== GOAL OF THE EXERCISE ==
Pull out every line in the data that has the string "bound" in it.

(MATERIAL FOR THIS TASK begins)

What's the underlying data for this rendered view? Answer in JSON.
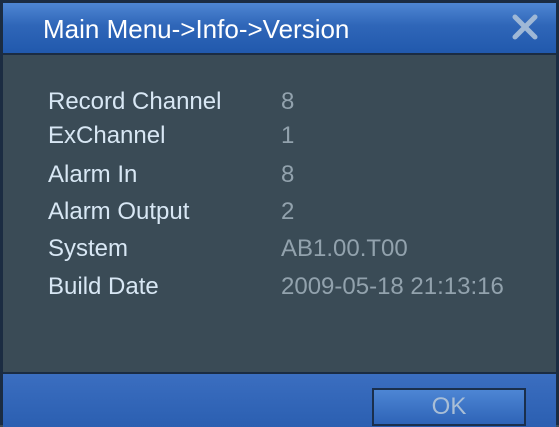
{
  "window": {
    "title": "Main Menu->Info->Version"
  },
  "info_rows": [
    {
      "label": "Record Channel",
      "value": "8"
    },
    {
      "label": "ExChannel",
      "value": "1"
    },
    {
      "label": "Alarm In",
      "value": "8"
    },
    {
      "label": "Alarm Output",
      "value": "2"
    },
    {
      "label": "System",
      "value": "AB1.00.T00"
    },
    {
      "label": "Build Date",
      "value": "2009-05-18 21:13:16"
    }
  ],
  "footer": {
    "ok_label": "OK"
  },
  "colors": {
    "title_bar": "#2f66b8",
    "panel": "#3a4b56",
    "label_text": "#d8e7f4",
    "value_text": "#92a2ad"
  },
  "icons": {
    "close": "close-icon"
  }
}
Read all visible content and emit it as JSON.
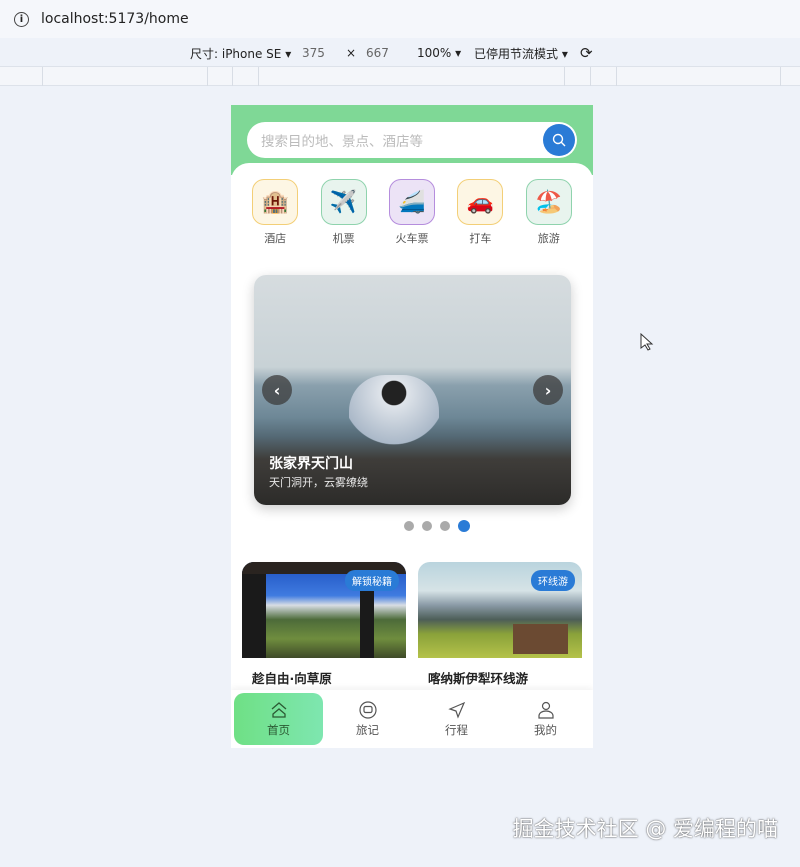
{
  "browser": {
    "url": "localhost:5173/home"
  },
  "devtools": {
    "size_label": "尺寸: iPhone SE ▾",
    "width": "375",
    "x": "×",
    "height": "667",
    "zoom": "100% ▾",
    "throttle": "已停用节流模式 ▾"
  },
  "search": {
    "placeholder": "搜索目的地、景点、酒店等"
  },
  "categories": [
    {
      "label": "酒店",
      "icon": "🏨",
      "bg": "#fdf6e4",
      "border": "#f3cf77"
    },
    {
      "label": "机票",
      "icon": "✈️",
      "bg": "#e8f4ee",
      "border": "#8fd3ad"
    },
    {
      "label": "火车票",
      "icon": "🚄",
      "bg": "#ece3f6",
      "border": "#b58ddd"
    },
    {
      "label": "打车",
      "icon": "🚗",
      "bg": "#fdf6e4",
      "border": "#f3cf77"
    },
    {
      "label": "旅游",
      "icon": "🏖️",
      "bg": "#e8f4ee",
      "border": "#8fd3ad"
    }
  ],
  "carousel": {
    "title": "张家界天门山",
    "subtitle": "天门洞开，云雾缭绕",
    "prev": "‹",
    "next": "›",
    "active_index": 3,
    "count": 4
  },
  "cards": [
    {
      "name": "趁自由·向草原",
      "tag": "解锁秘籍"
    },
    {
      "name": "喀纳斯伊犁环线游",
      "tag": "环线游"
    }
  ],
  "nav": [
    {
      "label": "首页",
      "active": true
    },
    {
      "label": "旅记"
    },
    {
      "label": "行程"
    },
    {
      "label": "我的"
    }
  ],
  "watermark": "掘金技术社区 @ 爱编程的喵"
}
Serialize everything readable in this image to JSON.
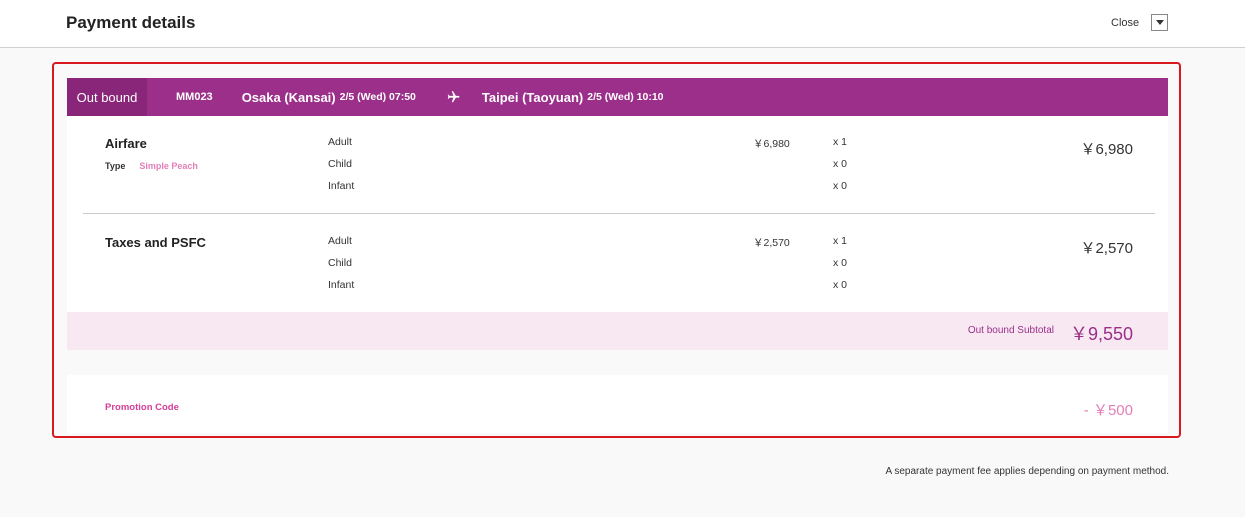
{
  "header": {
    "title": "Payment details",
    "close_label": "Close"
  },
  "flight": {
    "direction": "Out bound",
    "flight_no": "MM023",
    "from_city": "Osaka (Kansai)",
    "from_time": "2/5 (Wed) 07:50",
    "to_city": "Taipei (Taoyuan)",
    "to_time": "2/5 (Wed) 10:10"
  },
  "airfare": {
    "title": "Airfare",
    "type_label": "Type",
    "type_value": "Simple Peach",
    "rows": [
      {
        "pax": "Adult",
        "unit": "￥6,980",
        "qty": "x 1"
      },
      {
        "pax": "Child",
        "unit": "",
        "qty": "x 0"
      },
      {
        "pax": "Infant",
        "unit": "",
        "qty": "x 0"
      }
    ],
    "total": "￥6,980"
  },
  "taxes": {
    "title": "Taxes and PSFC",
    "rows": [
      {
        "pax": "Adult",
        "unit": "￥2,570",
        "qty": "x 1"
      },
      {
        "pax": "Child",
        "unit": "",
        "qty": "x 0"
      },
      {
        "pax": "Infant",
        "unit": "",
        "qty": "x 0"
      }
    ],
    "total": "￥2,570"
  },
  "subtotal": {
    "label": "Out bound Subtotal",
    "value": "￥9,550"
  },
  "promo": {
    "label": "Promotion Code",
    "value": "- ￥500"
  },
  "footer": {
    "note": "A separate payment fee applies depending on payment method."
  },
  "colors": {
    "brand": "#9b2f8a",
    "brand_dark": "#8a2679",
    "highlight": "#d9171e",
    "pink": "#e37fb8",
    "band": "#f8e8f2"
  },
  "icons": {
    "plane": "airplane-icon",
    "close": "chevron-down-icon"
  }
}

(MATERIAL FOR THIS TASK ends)

== ANSWER SECTION ==
    "direction": "Out bound",
    "label": "Out bound Subtotal",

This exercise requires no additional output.